Somewhere along the way, “millennial” became a dirty word, or at least a tainted one—shorthand for lethargy, entitlement and fecklessness. All the while, young female artists were getting to work. A Women’s Thing spoke to six millennial artists on coming of age at the turn of the century and their own stock-taking of their careers thus far.
Interview has been edited for clarity.
Catalina Ouyang is a visual artist and self-described “child of the Chinese diaspora by way of St. Louis, New Jersey, and an obscure cul-de-sac outside of Chicago.” Her work has been exhibited nationally. She is an MFA candidate in Sculpture at Yale University.
What would most impress a younger you about where you are today?
Catalina Ouyang: Probably that I project confidence, competence, and righteous anger. That I command fear and am resilient. Or so people tell me. The younger me was always accused by white teachers and adults of being too quiet, too brooding, not “smiley” enough. Which were, of course, totally racialized criticisms that almost every young Asian-American girl hears. But in other respects, I was just ahead of the game, because fuck respectability.
Do you think about age at all? What about it, if at all?
Catalina Ouyang: Not really, anymore. Growing up, I was a bit of a prodigal child. I was a precocious smartass and really good at drawing for, like, a 12-year-old. I spent a lot of time on internet forums when I was nine to 13 with sad lonely people who were all in their 20s or older. Later in my teens, I slept with older men. So I was used to being the youngest, or younger, person in the room. There was some satisfying novelty to that. Now I’m no longer the youngest person in the room, and I feel much better about (less creeped out by?) this power dynamic.
What about when you were born and raised has influenced your work?
Catalina Ouyang: I grew up in a suburb of Chicago until I was seven, then lived in a town in New Jersey called Parsippany until I was 18. A crowning characteristic of both places was their white supremacy—in Illinois because everybody was just white, there was no diversity; in Parsippany because even though it was more diverse—lots of South Asians and a decent population of East Asians—they were all assimilationists and apologists running around throwing racial slurs at each other and [expressing] that “white is right.”
So I grew up really self-hating. I even half seriously identified with Nazis at a certain point, which I have actually never told anyone in my adult life. It was really, really fucked up, and also [scarily] not that uncommon among East Asians to support white supremacist fascism. Look at Chinese-American Trump supporters, and Mitch McConnell’s wife! We’re so complicit—including in less visible, structural racism—and that’s something we need to address and dismantle in our community.

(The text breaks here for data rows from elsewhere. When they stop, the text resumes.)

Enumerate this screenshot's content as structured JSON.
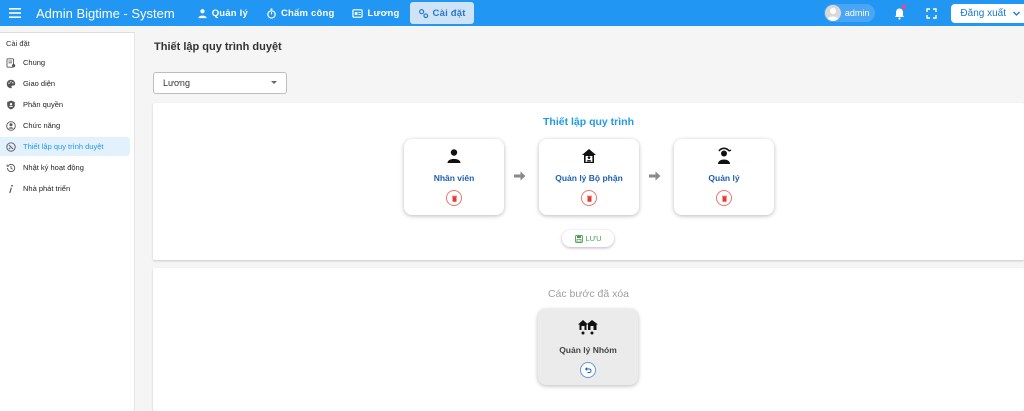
{
  "app": {
    "title": "Admin Bigtime - System"
  },
  "nav": {
    "items": [
      {
        "label": "Quản lý",
        "icon": "person-icon"
      },
      {
        "label": "Chấm công",
        "icon": "stopwatch-icon"
      },
      {
        "label": "Lương",
        "icon": "payroll-icon"
      },
      {
        "label": "Cài đặt",
        "icon": "settings-cogs-icon",
        "active": true
      }
    ]
  },
  "header_right": {
    "username": "admin",
    "logout_label": "Đăng xuất"
  },
  "sidebar": {
    "header": "Cài đặt",
    "items": [
      {
        "label": "Chung",
        "icon": "document-settings-icon"
      },
      {
        "label": "Giao diện",
        "icon": "palette-icon"
      },
      {
        "label": "Phân quyền",
        "icon": "shield-icon"
      },
      {
        "label": "Chức năng",
        "icon": "account-circle-icon"
      },
      {
        "label": "Thiết lập quy trình duyệt",
        "icon": "workflow-icon",
        "active": true
      },
      {
        "label": "Nhật ký hoạt động",
        "icon": "history-icon"
      },
      {
        "label": "Nhà phát triển",
        "icon": "info-italic-icon"
      }
    ]
  },
  "main": {
    "page_title": "Thiết lập quy trình duyệt",
    "select_value": "Lương",
    "flow_panel": {
      "title": "Thiết lập quy trình",
      "steps": [
        {
          "label": "Nhân viên",
          "icon": "person-icon"
        },
        {
          "label": "Quản lý Bộ phận",
          "icon": "home-person-icon"
        },
        {
          "label": "Quản lý",
          "icon": "manager-icon"
        }
      ],
      "save_label": "LƯU"
    },
    "deleted_panel": {
      "title": "Các bước đã xóa",
      "steps": [
        {
          "label": "Quản lý Nhóm",
          "icon": "group-homes-icon"
        }
      ]
    }
  },
  "colors": {
    "primary": "#2196f3",
    "flow_title": "#1e9be6",
    "step_label": "#1f5fae",
    "delete": "#f07470",
    "save": "#43a047"
  }
}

My work is about a lot of things, but one of those things is my own decolonization process—coming back from all that internalized racism, and learning how to redirect my anger, reclaim agency and navigate complicity.
For more in this series, check out Art in the Age of Instagram: Alina Birkner.